[Recorded data]
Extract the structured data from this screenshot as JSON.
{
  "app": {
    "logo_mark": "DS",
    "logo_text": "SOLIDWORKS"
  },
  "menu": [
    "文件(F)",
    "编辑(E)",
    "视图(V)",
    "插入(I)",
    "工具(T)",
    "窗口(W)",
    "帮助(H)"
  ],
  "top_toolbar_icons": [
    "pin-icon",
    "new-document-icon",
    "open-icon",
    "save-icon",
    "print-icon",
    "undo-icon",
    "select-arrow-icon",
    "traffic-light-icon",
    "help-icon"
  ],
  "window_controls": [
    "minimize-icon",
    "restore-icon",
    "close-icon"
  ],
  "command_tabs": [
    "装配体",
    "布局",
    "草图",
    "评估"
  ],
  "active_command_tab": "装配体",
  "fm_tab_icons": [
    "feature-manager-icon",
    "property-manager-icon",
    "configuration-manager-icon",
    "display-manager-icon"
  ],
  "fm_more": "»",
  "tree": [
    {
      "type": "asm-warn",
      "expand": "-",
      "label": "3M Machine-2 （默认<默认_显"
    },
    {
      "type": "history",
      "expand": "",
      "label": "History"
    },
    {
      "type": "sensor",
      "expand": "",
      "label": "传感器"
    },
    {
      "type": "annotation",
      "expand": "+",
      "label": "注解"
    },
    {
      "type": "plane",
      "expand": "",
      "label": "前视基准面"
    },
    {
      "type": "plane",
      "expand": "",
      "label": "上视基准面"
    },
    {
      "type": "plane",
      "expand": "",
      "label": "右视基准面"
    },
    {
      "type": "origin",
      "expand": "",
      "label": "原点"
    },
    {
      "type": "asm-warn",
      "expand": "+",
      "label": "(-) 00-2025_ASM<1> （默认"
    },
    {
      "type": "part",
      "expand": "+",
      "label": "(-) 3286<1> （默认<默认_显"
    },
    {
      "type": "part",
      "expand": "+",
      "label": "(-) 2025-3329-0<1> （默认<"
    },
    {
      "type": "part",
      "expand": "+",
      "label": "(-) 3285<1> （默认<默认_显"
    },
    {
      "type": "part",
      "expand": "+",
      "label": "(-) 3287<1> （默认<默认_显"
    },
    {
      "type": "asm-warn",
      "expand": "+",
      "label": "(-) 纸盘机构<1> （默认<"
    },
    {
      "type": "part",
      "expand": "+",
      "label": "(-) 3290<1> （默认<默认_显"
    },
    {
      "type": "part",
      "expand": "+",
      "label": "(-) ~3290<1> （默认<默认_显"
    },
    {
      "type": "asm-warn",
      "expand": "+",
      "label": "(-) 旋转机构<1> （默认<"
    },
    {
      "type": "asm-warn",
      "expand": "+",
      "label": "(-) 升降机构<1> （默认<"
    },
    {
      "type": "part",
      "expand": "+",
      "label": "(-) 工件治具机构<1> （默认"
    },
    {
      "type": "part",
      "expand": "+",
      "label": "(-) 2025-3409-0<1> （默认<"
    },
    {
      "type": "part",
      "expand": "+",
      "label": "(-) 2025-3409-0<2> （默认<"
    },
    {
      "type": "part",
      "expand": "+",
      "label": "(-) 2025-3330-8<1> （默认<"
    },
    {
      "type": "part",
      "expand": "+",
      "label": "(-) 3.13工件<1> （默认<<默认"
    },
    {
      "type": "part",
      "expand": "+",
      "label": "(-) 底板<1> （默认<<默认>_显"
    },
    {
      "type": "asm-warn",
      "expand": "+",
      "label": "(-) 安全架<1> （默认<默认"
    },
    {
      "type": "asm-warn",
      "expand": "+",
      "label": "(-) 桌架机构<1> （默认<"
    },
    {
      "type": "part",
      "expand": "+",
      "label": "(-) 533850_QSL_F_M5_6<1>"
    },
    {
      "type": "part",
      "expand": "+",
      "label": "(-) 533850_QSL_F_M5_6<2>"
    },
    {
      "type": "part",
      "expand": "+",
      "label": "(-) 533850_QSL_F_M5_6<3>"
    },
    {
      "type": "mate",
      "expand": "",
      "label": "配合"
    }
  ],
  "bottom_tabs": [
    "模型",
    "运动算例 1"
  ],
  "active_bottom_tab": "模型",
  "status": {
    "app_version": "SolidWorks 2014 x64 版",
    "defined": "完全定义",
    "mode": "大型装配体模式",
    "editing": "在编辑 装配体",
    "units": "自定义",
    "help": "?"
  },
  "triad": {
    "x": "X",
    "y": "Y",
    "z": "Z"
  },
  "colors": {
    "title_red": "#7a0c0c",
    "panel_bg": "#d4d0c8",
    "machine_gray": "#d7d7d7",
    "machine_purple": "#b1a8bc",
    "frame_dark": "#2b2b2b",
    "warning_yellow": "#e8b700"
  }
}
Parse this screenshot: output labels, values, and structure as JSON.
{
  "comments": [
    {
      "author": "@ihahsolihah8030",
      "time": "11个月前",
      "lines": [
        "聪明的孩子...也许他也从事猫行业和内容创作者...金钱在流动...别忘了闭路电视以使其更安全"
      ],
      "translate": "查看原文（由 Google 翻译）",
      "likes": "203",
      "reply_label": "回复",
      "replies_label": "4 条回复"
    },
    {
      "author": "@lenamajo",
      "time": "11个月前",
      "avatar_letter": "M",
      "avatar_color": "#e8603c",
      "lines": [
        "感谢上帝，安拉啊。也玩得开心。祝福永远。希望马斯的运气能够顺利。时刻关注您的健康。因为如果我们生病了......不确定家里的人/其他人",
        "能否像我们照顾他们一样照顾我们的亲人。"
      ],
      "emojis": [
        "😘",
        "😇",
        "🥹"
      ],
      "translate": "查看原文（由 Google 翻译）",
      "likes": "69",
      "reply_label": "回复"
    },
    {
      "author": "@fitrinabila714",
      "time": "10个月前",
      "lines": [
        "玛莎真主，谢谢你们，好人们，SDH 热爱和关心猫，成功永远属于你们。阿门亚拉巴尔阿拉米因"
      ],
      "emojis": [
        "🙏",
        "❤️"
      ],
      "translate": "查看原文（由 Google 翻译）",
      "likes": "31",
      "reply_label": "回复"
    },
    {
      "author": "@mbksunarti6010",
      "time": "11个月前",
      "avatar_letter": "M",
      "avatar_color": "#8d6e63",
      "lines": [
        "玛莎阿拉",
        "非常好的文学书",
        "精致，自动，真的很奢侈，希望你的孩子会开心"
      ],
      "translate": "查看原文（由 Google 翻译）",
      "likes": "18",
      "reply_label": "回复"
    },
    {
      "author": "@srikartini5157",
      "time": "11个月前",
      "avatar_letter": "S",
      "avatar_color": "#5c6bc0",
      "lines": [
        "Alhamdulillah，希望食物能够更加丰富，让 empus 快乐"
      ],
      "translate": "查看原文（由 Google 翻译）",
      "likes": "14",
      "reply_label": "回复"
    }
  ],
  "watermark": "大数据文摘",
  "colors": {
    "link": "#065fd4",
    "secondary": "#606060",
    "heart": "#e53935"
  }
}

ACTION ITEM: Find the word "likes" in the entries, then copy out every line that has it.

WRITTEN RESPONSE:
      "likes": "203",
      "likes": "69",
      "likes": "31",
      "likes": "18",
      "likes": "14",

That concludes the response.